One experience in particular stands out. I was serving in a small town on the outskirts of the capital city. While there, I was a member of the bishopric for the local congregation. I could barely hold a conversation in Spanish, but I was required to help lead a group of 20 or so new members of the faith. There was one woman in particular, Sister Acevedo, who could cause problems for the local clergy. She never took anything for granted and every Sunday she had a new set of questions. One week she had to know why tithing was to be 10 percent of all her income. The next week she insisted that until she met the president of the church, she wouldn’t be able to assess his ability to lead.
Most other missionaries avoided the good sister with a wide berth. But she was kind and patient with my terrible accent and lacking vocabulary. But I still remember when she pulled me aside and asked when she would be allowed to hold the priesthood. Now, for those who don’t know, for Mormons the priesthood is literally the power of God and only men are allowed to use it. The tale goes that the first woman in the Garden of Eden, Eve, disobeyed God and ate the apple first. As a result she and all her female descendents are required to obey and follow men who have the ability to act with God’s priesthood.
I tried to explain the doctrine but my naiveté and lack of fluency in Spanish resulted in very fruitless discussions. Instead, Sister Acevedo took her concerns to the entire congregation and asked them to begin a letter campaign to the prophet demanding they be allowed access to the priesthood. She was immediately ostracized, laughed at and openly mocked by the other members. She couldn’t understand why women should be relegated to second-class and was even more shocked when she realized she would be laughed out of the church for believing the way she did.
The kind and ambitious woman was certainly not the first quasi-activist within the Mormon religion. And she wasn’t the first who failed miserably. Many of the Mormon Church’s beliefs and practices have been controversial. From polygamy to ingrained racism, some of the strangest and most offensive practices have been changed.
But the change has never been a result from a ground swelling within the faith — quite the contrary. The religious tenants only change when it becomes impossible to continue with the current paradigm. Blacks were allowed to receive the priesthood only in 1978 when the stance became so unpopular it was seen as archaic. Polygamy was officially abolished only after the state was unable to join the Union due to the practice.
There are many good members of the faith who are working to change the official stance of the church concerning gay issues. But I fear they will be no more successful than dear Sister Acevedo. History tells us it is so.
The Mormon Church faced enormous backlash from their stance on California’s Proposition 8. The financial donations from the members resulted in protests, documentaries, exposés and a huge setback for Mormon public relations. Church officials have since backed off of other similar marriage equality measures and appear to be trying to make grounds with the queer community, however small.
But the vitriol is still there. And Mormon officials recently filed a brief with the U.S. Supreme Court pleading the justices to rule against equality and against the rights of millions of Americans.
Until the Mormon Church’s vast bank account is damaged by their stance on gay issues, their attitude and actions will not change. The church is avoiding other marriage equality debates not because the leaders feel it’s the right thing to do, but because they saw how badly their participation tarnished their image.

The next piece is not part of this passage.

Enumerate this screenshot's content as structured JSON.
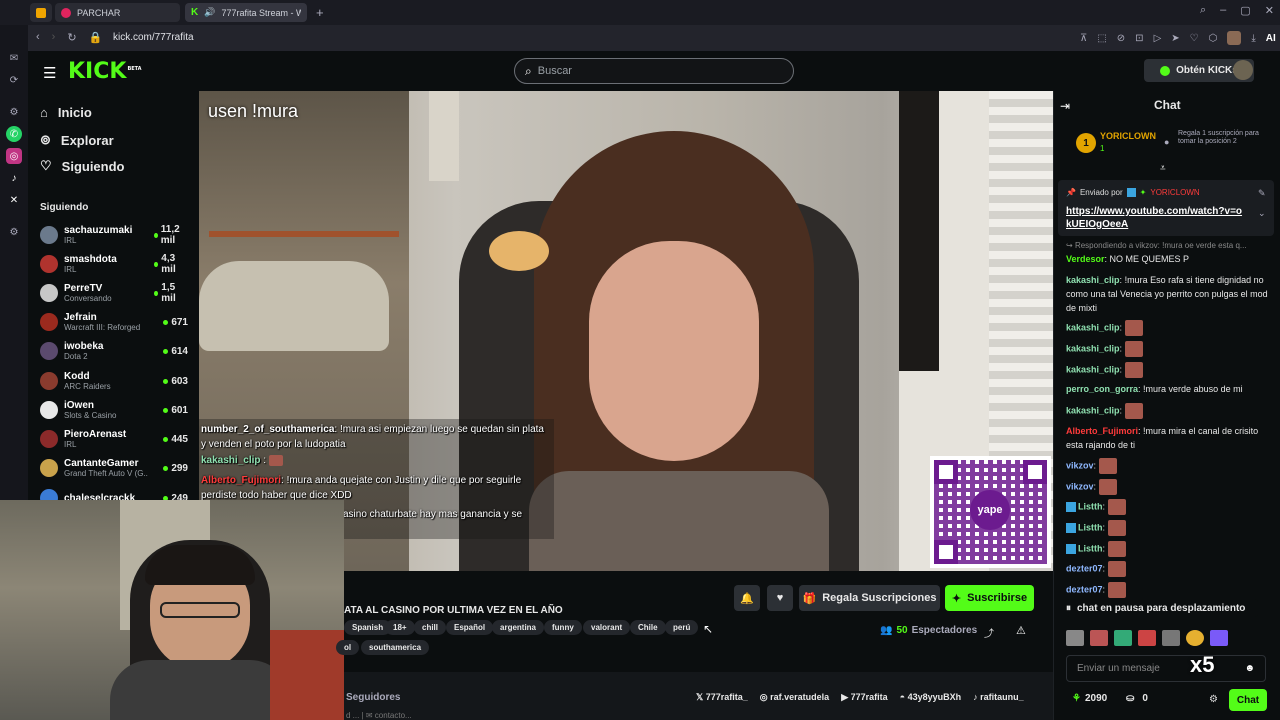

I have many friends and family members who are Mormon, and I love them very dearly. But no matter how much they support me and my right to chose whom I want to marry, they will never change the minds of the 12 old, white men who believe they have a mandate from God.